Unilever’s US business represents about a quarter of its total turnover and SlimFast’s decline contributed to the second reduction in company forecasts within four months. The company said it had reacted this week to a trend that showed no sign of fading. “We know at least 30m people who are living the low-carb lifestyle and that number is expected to double in the next year,” said Lisa Klauser, vice-president of Integrated Marketing for Unilever Bestfoods. “This shift in America’s eating habits is unprecedented. With the launch of Carb Options, we are answering the carb-counters call.”

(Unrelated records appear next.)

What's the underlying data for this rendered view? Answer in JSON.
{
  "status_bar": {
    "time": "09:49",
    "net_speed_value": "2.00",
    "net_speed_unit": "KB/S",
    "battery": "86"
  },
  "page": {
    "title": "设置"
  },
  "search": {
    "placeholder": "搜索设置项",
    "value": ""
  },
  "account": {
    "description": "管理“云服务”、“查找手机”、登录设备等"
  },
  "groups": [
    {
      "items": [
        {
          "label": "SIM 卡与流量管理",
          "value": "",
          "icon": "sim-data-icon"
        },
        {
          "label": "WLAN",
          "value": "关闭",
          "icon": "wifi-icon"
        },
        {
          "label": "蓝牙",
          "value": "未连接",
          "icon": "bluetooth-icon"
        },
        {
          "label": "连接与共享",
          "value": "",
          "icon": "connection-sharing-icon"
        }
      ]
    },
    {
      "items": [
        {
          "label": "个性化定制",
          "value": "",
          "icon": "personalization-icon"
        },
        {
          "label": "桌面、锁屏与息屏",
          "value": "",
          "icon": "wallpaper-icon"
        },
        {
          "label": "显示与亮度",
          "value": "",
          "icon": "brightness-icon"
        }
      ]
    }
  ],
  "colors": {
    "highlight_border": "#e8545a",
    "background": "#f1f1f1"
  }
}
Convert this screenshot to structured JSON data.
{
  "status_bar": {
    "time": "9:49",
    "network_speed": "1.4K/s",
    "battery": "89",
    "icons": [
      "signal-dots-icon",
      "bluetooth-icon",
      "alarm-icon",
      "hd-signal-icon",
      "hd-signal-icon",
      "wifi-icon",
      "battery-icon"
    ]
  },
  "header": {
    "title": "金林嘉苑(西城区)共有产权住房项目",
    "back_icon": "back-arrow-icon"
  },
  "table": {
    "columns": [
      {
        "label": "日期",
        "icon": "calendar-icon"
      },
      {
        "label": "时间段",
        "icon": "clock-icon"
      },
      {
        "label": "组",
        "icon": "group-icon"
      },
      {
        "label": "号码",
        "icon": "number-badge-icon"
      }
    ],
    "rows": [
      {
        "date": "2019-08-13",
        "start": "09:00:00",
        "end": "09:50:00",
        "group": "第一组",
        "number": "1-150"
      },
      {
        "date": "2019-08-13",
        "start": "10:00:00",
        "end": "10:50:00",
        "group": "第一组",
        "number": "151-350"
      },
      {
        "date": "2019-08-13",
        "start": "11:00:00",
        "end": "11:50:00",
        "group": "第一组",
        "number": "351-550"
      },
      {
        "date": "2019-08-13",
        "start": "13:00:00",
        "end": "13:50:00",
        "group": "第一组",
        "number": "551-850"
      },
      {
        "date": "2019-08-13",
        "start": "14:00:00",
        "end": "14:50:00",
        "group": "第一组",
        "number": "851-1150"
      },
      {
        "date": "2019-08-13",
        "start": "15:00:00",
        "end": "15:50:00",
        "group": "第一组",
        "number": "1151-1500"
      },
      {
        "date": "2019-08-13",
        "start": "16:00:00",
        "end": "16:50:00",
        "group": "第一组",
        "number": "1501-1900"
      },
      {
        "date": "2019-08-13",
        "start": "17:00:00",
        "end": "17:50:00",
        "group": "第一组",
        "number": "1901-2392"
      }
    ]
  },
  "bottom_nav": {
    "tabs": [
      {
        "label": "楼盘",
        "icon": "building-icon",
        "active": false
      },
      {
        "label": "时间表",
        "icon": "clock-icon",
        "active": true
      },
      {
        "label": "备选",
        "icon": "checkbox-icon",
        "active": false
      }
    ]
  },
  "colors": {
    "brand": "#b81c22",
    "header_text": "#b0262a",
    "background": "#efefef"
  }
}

The company added that it would look at the results of the new line before expanding into other markets. It is estimated that the total US market for low-carb products in 2005 will be Dollars 1bn.